Minority Report? It’s Not Science Fiction in NYC

In the future, top cop Tom Cruise uses sci-fi technology to single out and arrest violent criminals before they commit a crime. The 2002 hit movie seemed like such a super cool idea that Fox is bringing the concept back as a series starting in September. But the cautionary tale, originally penned by science fiction writer Philip K. Dick in 1956, may be more than science fiction after all.

According to news reports, “The New York Police Department is embarking on a new experiment with ‘predictive policing.’” The department will study “neighborhood-specific data like weather, time of year, school calendars and past criminal activity to create statistical models that forecast where and when certain crimes are likely to occur.”

Intelligence-led policing (trying to figure out where the crimes are going to be) is a controversial but increasingly more common tactic of metropolitan police departments.

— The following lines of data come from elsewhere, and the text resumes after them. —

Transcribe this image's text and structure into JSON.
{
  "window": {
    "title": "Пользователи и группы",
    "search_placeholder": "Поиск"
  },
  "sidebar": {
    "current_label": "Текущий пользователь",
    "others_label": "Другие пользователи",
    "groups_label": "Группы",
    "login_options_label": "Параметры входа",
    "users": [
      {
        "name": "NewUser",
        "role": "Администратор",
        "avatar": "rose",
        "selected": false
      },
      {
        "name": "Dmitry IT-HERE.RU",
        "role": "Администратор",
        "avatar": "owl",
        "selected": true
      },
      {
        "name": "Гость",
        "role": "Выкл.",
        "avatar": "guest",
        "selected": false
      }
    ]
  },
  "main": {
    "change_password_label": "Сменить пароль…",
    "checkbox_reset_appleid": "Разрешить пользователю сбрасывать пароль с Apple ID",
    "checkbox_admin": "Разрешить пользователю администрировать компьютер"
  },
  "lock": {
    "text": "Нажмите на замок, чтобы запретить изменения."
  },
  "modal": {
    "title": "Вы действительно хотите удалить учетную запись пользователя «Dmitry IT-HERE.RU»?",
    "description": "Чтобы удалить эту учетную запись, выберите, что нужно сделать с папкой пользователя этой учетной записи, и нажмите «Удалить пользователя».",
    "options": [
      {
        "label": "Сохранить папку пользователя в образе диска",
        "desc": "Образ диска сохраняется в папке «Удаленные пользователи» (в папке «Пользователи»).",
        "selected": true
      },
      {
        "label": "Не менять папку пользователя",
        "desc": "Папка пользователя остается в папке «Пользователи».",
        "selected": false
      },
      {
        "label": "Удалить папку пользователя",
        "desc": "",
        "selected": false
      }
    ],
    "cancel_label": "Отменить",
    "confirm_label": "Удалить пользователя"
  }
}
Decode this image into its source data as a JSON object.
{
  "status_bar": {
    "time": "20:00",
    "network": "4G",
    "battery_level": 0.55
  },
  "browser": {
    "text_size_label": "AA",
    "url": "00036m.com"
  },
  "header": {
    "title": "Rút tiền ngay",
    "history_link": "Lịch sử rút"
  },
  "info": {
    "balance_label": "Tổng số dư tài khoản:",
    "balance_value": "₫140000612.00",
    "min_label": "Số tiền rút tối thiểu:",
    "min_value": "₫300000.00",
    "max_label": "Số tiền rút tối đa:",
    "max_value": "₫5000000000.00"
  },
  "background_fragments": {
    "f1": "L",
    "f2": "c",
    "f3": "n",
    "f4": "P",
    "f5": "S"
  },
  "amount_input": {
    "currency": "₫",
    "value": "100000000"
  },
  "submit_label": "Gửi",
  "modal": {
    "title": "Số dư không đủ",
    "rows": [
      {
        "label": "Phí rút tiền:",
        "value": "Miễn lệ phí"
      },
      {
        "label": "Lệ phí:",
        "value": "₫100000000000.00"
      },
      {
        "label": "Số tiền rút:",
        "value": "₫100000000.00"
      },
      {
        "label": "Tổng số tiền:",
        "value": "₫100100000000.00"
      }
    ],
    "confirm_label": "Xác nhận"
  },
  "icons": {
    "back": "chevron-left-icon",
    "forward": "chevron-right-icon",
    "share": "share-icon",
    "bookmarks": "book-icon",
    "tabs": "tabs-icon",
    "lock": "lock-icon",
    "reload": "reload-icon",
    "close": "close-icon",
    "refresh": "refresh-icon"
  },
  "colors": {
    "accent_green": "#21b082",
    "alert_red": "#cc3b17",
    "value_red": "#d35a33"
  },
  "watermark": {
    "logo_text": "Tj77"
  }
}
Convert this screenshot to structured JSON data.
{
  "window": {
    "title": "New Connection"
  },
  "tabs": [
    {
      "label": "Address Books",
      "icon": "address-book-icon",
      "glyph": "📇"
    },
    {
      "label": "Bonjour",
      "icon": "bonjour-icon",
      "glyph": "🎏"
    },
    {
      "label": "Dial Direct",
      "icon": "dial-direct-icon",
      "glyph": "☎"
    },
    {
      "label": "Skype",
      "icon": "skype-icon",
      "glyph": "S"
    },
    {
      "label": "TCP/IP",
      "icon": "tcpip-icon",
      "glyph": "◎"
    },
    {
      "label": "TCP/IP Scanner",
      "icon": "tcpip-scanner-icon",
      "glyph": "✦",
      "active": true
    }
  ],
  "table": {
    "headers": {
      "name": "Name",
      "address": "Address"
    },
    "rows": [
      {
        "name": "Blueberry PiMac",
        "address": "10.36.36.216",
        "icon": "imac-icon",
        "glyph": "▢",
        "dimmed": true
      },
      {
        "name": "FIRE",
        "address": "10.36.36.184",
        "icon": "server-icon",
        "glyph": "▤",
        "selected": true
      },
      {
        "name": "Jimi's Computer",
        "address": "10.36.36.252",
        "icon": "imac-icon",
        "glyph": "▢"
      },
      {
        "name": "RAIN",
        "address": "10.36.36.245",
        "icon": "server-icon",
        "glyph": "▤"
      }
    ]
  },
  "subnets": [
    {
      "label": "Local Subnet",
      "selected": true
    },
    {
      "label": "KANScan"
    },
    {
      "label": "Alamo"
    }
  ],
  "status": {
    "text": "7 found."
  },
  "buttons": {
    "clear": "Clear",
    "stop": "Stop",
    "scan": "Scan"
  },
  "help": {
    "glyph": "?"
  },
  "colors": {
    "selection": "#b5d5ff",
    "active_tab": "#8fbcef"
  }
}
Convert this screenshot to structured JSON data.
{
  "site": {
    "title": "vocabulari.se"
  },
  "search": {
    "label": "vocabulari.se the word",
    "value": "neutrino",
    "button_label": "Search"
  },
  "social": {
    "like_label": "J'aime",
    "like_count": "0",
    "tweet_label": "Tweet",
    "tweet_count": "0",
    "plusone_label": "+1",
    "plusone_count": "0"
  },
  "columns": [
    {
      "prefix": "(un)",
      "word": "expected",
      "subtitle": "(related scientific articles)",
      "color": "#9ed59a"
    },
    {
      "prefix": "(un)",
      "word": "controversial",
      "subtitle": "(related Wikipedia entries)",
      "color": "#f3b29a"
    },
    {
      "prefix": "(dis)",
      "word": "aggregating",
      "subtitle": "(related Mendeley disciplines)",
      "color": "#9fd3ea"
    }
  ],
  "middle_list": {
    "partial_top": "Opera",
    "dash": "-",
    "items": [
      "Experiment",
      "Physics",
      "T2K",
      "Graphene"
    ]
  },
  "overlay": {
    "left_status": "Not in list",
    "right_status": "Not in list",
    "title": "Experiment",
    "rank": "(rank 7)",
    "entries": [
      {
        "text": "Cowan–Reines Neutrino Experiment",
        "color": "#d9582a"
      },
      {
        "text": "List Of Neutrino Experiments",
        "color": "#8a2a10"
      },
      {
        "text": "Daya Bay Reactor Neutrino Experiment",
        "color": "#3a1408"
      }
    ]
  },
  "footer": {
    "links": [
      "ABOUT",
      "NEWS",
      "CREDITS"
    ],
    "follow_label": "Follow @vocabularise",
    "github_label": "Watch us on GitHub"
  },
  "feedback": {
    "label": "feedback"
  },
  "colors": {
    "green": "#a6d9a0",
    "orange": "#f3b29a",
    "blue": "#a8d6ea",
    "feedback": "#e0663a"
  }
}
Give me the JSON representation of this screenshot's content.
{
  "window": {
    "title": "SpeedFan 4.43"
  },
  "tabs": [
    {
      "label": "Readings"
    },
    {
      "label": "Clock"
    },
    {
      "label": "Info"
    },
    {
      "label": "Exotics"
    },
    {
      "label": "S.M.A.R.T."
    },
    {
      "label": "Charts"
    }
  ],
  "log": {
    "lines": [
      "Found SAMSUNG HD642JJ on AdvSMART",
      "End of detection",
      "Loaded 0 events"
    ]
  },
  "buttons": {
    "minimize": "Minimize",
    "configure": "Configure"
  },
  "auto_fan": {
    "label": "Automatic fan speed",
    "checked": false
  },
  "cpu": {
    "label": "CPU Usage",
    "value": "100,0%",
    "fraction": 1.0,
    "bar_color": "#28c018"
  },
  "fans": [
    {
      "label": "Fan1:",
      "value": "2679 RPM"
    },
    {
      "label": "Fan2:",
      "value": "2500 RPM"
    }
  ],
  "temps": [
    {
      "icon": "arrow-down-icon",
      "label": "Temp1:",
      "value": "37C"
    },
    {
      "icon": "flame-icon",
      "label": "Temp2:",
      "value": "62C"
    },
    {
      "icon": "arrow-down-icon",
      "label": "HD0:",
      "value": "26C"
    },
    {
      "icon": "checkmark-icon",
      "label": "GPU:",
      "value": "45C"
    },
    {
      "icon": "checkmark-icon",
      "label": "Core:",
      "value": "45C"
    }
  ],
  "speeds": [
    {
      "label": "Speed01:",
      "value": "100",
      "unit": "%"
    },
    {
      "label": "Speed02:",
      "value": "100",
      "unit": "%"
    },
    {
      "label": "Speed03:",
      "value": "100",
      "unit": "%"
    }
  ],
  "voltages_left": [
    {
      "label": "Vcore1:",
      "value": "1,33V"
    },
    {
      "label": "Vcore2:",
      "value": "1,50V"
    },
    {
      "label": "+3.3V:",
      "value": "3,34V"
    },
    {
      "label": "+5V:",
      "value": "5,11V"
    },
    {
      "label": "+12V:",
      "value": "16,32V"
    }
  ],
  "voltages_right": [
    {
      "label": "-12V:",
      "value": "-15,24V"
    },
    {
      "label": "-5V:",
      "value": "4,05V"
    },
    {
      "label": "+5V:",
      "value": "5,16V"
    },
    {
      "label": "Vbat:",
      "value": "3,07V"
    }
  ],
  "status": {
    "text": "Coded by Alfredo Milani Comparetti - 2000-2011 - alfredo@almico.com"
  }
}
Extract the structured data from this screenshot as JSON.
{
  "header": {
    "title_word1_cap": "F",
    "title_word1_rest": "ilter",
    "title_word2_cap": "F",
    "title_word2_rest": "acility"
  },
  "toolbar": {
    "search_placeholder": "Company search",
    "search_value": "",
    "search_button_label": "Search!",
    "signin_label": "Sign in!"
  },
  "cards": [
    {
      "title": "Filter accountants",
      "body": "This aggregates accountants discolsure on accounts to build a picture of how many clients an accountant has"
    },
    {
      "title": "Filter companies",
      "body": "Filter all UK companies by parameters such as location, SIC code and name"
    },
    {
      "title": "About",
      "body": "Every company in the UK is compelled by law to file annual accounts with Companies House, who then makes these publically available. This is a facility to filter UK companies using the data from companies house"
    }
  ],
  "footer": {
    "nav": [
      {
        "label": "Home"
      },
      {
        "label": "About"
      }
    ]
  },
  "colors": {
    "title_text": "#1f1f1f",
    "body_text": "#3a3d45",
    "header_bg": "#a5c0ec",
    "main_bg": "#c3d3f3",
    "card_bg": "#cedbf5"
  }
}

The NYPD is taking the task to the next level through sophisticated software that merges predictors together and kicks out probabilities that certain kinds of crimes are more likely to occur. The Big Apple actually isn’t the first to try out this approach. It has also been used in cities in Delaware, Pennsylvania, and Nebraska.

If that sounds one step closer to the Minority Report, “that’s not happening,” said the CEO of the company that developed the software.

We’ll see if the ACLU agrees.

 - James Jay Carafano is vice president of defense and foreign policy studies at The Heritage Foundation.

About the Author

James Jay Carafano, Ph.D. Vice President for the Kathryn and Shelby Cullom Davis Institute for National Security and Foreign Policy, and the E. W. Richardson Fellow

Originally appeared in PJ Media